What to work on – Among the records below, which lines contain the string "Denn"? Report them.

Data –
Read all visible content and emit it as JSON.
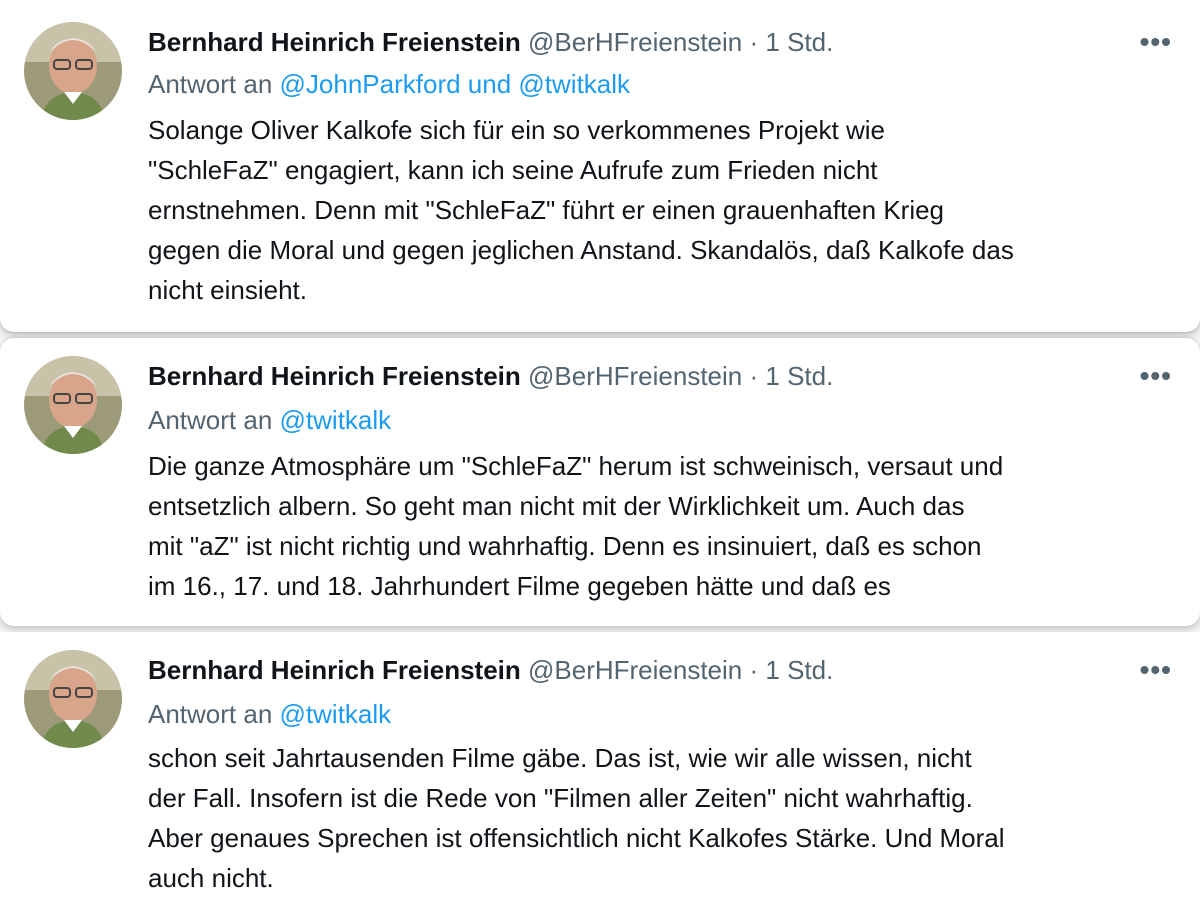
{
  "tweets": [
    {
      "name": "Bernhard Heinrich Freienstein",
      "handle": "@BerHFreienstein",
      "separator": "·",
      "time": "1 Std.",
      "more": "•••",
      "reply_prefix": "Antwort an",
      "reply_to": "@JohnParkford und @twitkalk",
      "lines": [
        "Solange Oliver Kalkofe sich für ein so verkommenes Projekt wie",
        "\"SchleFaZ\" engagiert, kann ich seine Aufrufe zum Frieden nicht",
        "ernstnehmen. Denn mit \"SchleFaZ\" führt er einen grauenhaften Krieg",
        "gegen die Moral und gegen jeglichen Anstand. Skandalös, daß Kalkofe das",
        "nicht einsieht."
      ]
    },
    {
      "name": "Bernhard Heinrich Freienstein",
      "handle": "@BerHFreienstein",
      "separator": "·",
      "time": "1 Std.",
      "more": "•••",
      "reply_prefix": "Antwort an",
      "reply_to": "@twitkalk",
      "lines": [
        "Die ganze Atmosphäre um \"SchleFaZ\" herum ist schweinisch, versaut und",
        "entsetzlich albern. So geht man nicht mit der Wirklichkeit um. Auch das",
        "mit \"aZ\" ist nicht richtig und wahrhaftig. Denn es insinuiert, daß es schon",
        "im 16., 17. und 18. Jahrhundert Filme gegeben hätte und daß es"
      ]
    },
    {
      "name": "Bernhard Heinrich Freienstein",
      "handle": "@BerHFreienstein",
      "separator": "·",
      "time": "1 Std.",
      "more": "•••",
      "reply_prefix": "Antwort an",
      "reply_to": "@twitkalk",
      "lines": [
        "schon seit Jahrtausenden Filme gäbe. Das ist, wie wir alle wissen, nicht",
        "der Fall. Insofern ist die Rede von \"Filmen aller Zeiten\" nicht wahrhaftig.",
        "Aber genaues Sprechen ist offensichtlich nicht Kalkofes Stärke. Und Moral",
        "auch nicht."
      ]
    }
  ],
  "colors": {
    "text": "#0f1419",
    "secondary": "#536471",
    "link": "#1d9bf0"
  }
}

Exercise solution –
        "ernstnehmen. Denn mit \"SchleFaZ\" führt er einen grauenhaften Krieg",
        "mit \"aZ\" ist nicht richtig und wahrhaftig. Denn es insinuiert, daß es schon",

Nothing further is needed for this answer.